Two shiny, new and delightfully unpatched Mac systems were sitting ducks at the CanSecWest security conference on April 19, while top-notch hackers were clustered in hotel rooms, frantically trying to remotely pwn the systems before the show organizers had a chance to apply 25 patches Apple released on the same day.
Apple released the security patches for Mac OS X and then made a beeline to the phone to inform the organizers of CanSecWest, where, as Apple was well aware, a "pwn-2-own" contest was ongoing.
To the dismay of conference hackers, CanSecWest organizers beat them to the punch, patching the systems before they were pwned.
(Pwn is a slang term; Wikipedia defines it thus: "...'to compromise' or 'to control', specifically another computer [server or PC], web site, gateway device, or application; it is synonymous with one of the definitions of hacking.

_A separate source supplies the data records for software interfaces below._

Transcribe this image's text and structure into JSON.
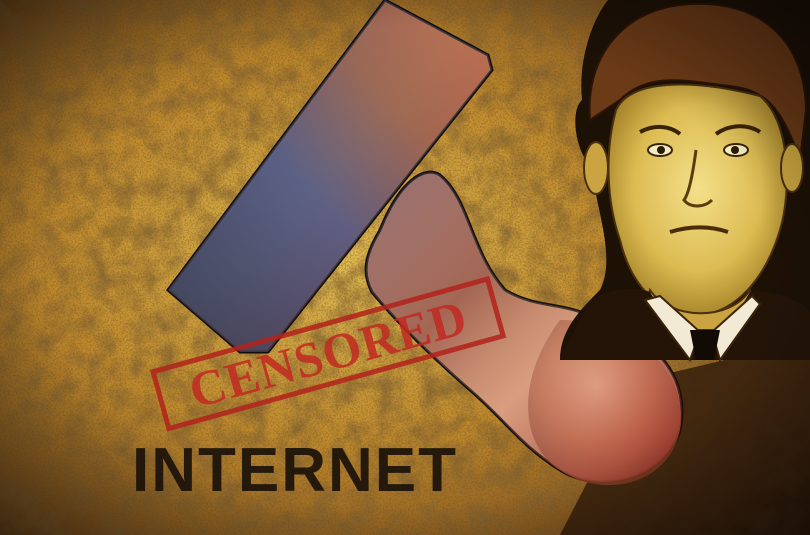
{
  "stamp_text": "CENSORED",
  "caption": "INTERNET",
  "colors": {
    "parchment": "#c9962e",
    "stamp_red": "#b3231c",
    "ink_black": "#1a1209"
  }
}
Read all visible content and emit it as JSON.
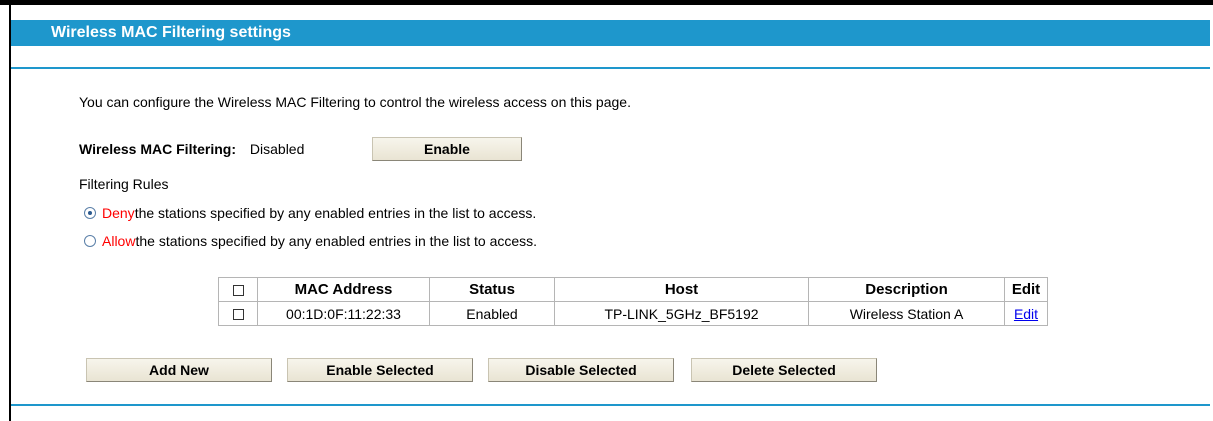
{
  "page": {
    "title": "Wireless MAC Filtering settings",
    "intro": "You can configure the Wireless MAC Filtering to control the wireless access on this page."
  },
  "filtering": {
    "label": "Wireless MAC Filtering:",
    "status": "Disabled",
    "enable_button": "Enable"
  },
  "rules": {
    "title": "Filtering Rules",
    "options": [
      {
        "keyword": "Deny",
        "text": " the stations specified by any enabled entries in the list to access.",
        "selected": true
      },
      {
        "keyword": "Allow",
        "text": " the stations specified by any enabled entries in the list to access.",
        "selected": false
      }
    ]
  },
  "table": {
    "headers": {
      "mac": "MAC Address",
      "status": "Status",
      "host": "Host",
      "description": "Description",
      "edit": "Edit"
    },
    "rows": [
      {
        "mac": "00:1D:0F:11:22:33",
        "status": "Enabled",
        "host": "TP-LINK_5GHz_BF5192",
        "description": "Wireless Station A",
        "edit": "Edit"
      }
    ]
  },
  "actions": {
    "add_new": "Add New",
    "enable_selected": "Enable Selected",
    "disable_selected": "Disable Selected",
    "delete_selected": "Delete Selected"
  },
  "colors": {
    "accent": "#1e97cc",
    "keyword": "#ff0000",
    "link": "#0000ee"
  }
}
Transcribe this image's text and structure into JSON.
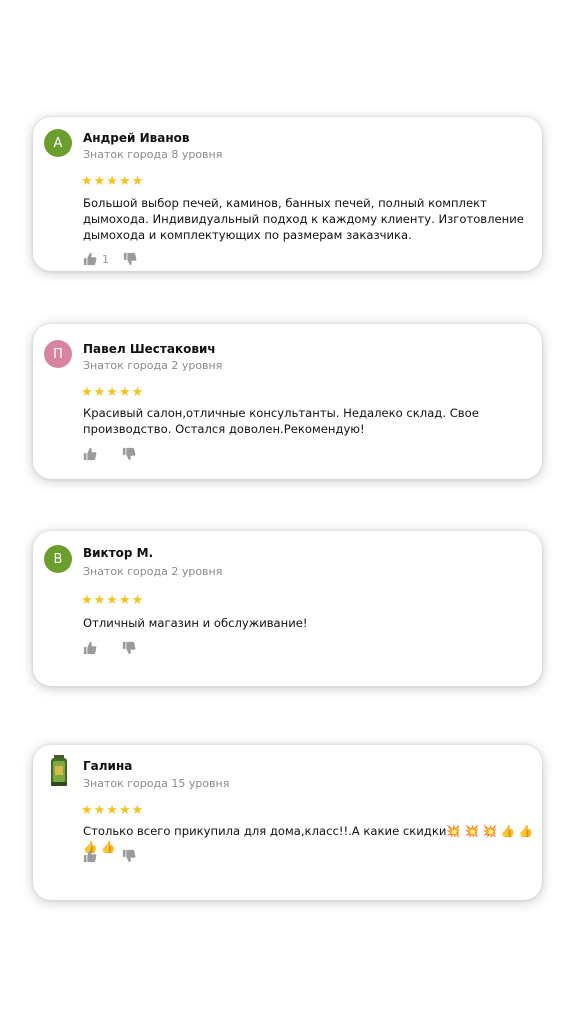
{
  "reviews": [
    {
      "avatar_letter": "А",
      "avatar_color": "#6a9e2d",
      "name": "Андрей Иванов",
      "level": "Знаток города 8 уровня",
      "stars": "★★★★★",
      "text": "Большой выбор печей, каминов, банных печей, полный комплект дымохода. Индивидуальный подход к каждому клиенту. Изготовление дымохода и комплектующих по размерам заказчика.",
      "likes": "1",
      "dislikes": ""
    },
    {
      "avatar_letter": "П",
      "avatar_color": "#d784a3",
      "name": "Павел Шестакович",
      "level": "Знаток города 2 уровня",
      "stars": "★★★★★",
      "text": "Красивый салон,отличные консультанты. Недалеко склад. Свое производство. Остался доволен.Рекомендую!",
      "likes": "",
      "dislikes": ""
    },
    {
      "avatar_letter": "В",
      "avatar_color": "#6a9e2d",
      "name": "Виктор М.",
      "level": "Знаток города 2 уровня",
      "stars": "★★★★★",
      "text": "Отличный магазин и обслуживание!",
      "likes": "",
      "dislikes": ""
    },
    {
      "avatar_letter": "",
      "avatar_color": "#ffffff",
      "name": "Галина",
      "level": "Знаток города 15 уровня",
      "stars": "★★★★★",
      "text": "Столько всего прикупила для дома,класс!!.А какие скидки💥 💥 💥 👍 👍 👍 👍",
      "likes": "",
      "dislikes": ""
    }
  ],
  "colors": {
    "star": "#f7c31b",
    "muted": "#8a8a8a",
    "icon": "#9a9a9a"
  }
}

An outside party who has 'owned' or 'pwned' a system has obtained unauthorized administrative control of the system." Wikipedia notes that the term is used primarily in the gaming culture, where it is sometimes used for taunting enemies and rubbing in victories; Wikipedia fails to note, however, that the same gleeful needling is employed in hacking circles.)
Winners of the pwn-2-own contest take home either a 2.3Ghz 15" Macbook Pro, for which they have to gain remote access as a default user, or a 2.3Ghz 17" Macbook Pro if they remotely gain administrative rights and dig out a file at root level. As HD Moore and other famed hackers noted, however, the value of the systems isn't near what a hacker could get by selling a Mac zero-day vulnerability. Therefore, a representative from TippingPoint announced on Thursday that the jackpot had been sweetened by a cash award of $10,000.